Championing the internet: a pillar of future national growth.
True was recently asked by the government to contribute future policy recommendations to supercharge post-Brexit growth. Our main recommendation was to champion some of the things we, as a country of entrepreneurs, are already very good at, e-commerce, the internet and the science of following consumer behaviour.
Consumption represents 70% of the UK economy so leading in this area makes economic and social sense. People revere, admire and fear Amazon for its power and reach today but they often fail to remember that it started in very simple form, as an online bookstore with arguably the world’s best consumer entrepreneur at the helm. The UK boasts tremendous entrepreneurs and executives in e-commerce and the internet in general, many of whom pioneered their respective consumer categories. Tim Steiner at Ocado, Natalie Massanet at NAP, Nick Robertson at ASOS, Matt Moulding at THG and more recently Will Shu (Deliveroo) and Ben Francis (Gymshark) amongst many others should all be embraced and celebrated as groundbreaking entrepreneurs who can help provide a foundation and inspiration that catapults the UK’s leadership in this area.

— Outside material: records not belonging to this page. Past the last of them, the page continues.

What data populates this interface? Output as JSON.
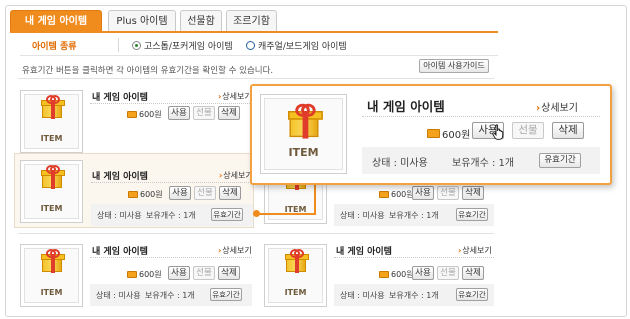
{
  "tabs": [
    {
      "label": "내 게임 아이템",
      "active": true
    },
    {
      "label": "Plus 아이템",
      "active": false
    },
    {
      "label": "선물함",
      "active": false
    },
    {
      "label": "조르기함",
      "active": false
    }
  ],
  "filter": {
    "label": "아이템 종류",
    "options": [
      {
        "label": "고스톱/포커게임 아이템",
        "selected": true
      },
      {
        "label": "캐주얼/보드게임 아이템",
        "selected": false
      }
    ]
  },
  "notice": "유효기간 버튼을 클릭하면 각 아이템의 유효기간을 확인할 수 있습니다.",
  "guide_button": "아이템 사용가이드",
  "item": {
    "thumb_text": "ITEM",
    "name": "내 게임 아이템",
    "more": "상세보기",
    "price": "600원",
    "use": "사용",
    "gift": "선물",
    "delete": "삭제",
    "status": "상태 : 미사용",
    "count": "보유개수 : 1개",
    "period": "유효기간"
  },
  "colors": {
    "accent": "#f08c1e",
    "highlight_border": "#f2a040"
  },
  "icons": [
    "gift-icon",
    "coin-icon",
    "radio-icon",
    "cursor-hand-icon",
    "chevron-right-icon"
  ]
}
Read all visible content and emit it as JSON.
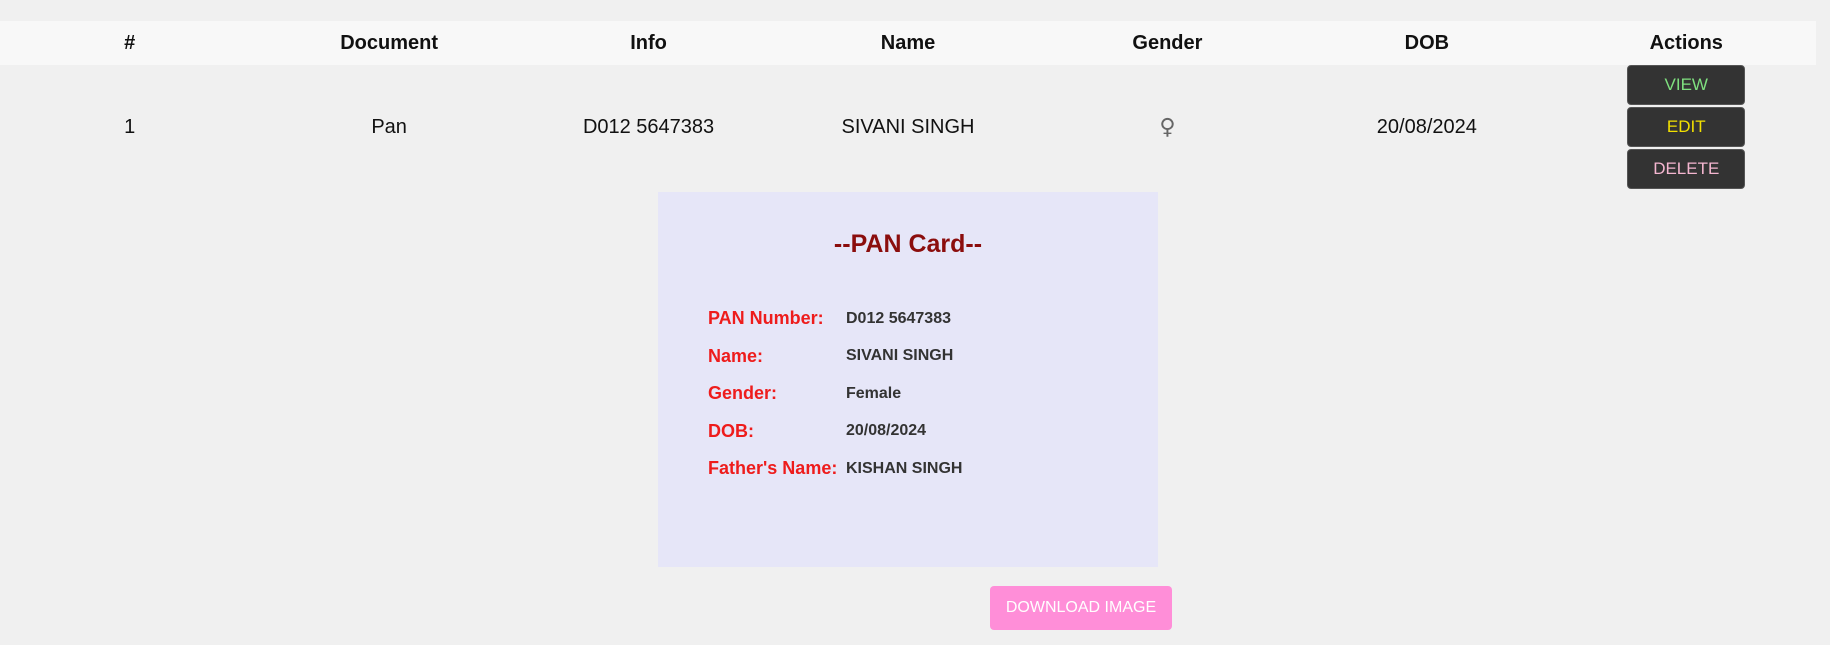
{
  "table": {
    "headers": [
      "#",
      "Document",
      "Info",
      "Name",
      "Gender",
      "DOB",
      "Actions"
    ],
    "rows": [
      {
        "index": "1",
        "document": "Pan",
        "info": "D012 5647383",
        "name": "SIVANI SINGH",
        "gender_icon": "♀",
        "dob": "20/08/2024",
        "actions": {
          "view": "VIEW",
          "edit": "EDIT",
          "delete": "DELETE"
        }
      }
    ]
  },
  "card": {
    "title": "--PAN Card--",
    "fields": [
      {
        "label": "PAN Number:",
        "value": "D012 5647383"
      },
      {
        "label": "Name:",
        "value": "SIVANI SINGH"
      },
      {
        "label": "Gender:",
        "value": "Female"
      },
      {
        "label": "DOB:",
        "value": "20/08/2024"
      },
      {
        "label": "Father's Name:",
        "value": "KISHAN SINGH"
      }
    ]
  },
  "download_label": "DOWNLOAD IMAGE",
  "colors": {
    "page_background": "#f0f0f0",
    "card_background": "#e6e6f8",
    "card_title": "#8b0d0d",
    "card_label": "#ee1c1c",
    "download_button": "#ff8ed8",
    "view_text": "#7fe07f",
    "edit_text": "#f2e000",
    "delete_text": "#f4b6d0"
  },
  "icons": {
    "gender": "female-symbol-icon"
  }
}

Using this foundation, why couldn’t the UK government create a Berkshire Hathaway-equivalent in e-commerce and the internet? A long term, patient capital business that champions UK competitive advantage in key future industries.
Whilst this may sound like a distortion of the playing field, the irony is that fiscal policy has thwarted UK-domiciled consumer champions for many years, compounding an advantage for the non-domiciled global tech giants which they have eagerly exploited. This “highly efficient” tax planning, compounded over many years, adds up to billions of pounds that has been re-invested to compete against UK operators, in turn impacting the UK’s long term economic prospects. With that in mind, focusing on levelling this playing field in favour of potential UK sector champions should be more of a focus than a blanket UK digital tax, which appears poorly thought through and regressive in nature given the future of consumer behaviour is undoubtedly multi-channel. Why create a dis-incentive in an industry we lead in and will undoubtedly be a bigger part of the future than today?
The good news is we are starting from a strong foundation. According to Zenith, the UK consumer spends on average >250 mins per day on the internet, second only to Estonia, comfortably ahead of the USA and more than twice that of France and Spain whilst smart phone adoption is on a par with the USA. Population densities are high, 20% higher than Germany, more than twice France and multiples that of the USA which are conducive to highly scalable economics and a fertile global testing ground. In the last decade over 120 new $1bn tech companies have emerged in Europe, today together worth >$600bn. The UK has built nearly 200 of them with Germany lagging at c.100. Contrary to popular narrative, Fintech and Biotech have been responsible for less than 20% of the unicorns built. According to the OECD, more than 4% of all employees in the UK work in new economy companies vs. just 2% for the USA and 1% for Germany meaning the supply of talent is available created by the world class universities at our disposal. Whilst London’s home as the top financial centre in Europe, if not globally, positions us well to back these entrepreneurs. These foundations matter.
So where is the incentive? The pandemic has led to a giant step forward in e-commerce penetration, a natural acceleration of 5-10 years achieved in just weeks. Few also notice that the great unbundling of traditionally named industries blurs the sector lines and open up much bigger markets to disruption than ever before. For example, the World Bank values the global retail market at $22tn whereas consumer spending (i.e. the real target for entrepreneurs) is $60tn of products and services. If we just take the front end of the internet (e-commerce, marketplaces), total earnings of the internet today account for 5-7% of all total earnings globally and represent 10% in market capitalisation. Assuming the market grows in line with global GDP (3-4%) and the penetration of the internet rises to 30-35% (still below some early adoptive categories levels) by 2040, this represents $1.6-$2.25 trillion of net profit vs. the $40-50bn delivered today, or an increase of 40-45x. True today owns direct to consumer internet businesses that deliver over £200m of revenues, growing at a compound rate of >35% pa with EBITDA margins of >10%. Participating in the growth of these companies is exciting enough for us, imagine the potential for the UK to take a proactive, policy-driven approach to accessing these structural growth opportunities in a systematic way.
As a country, we should focus long term capital, the best talent and the best infrastructure in becoming the champions of the global internet. Whilst multi-channel will live on, the internet will dominate and technology will be at the heart of every successful future business model; whether consumer facing or not. The foundations are there, the opportunity for this country is enormous – let’s hope we can take it.
Original article published in Retail Week.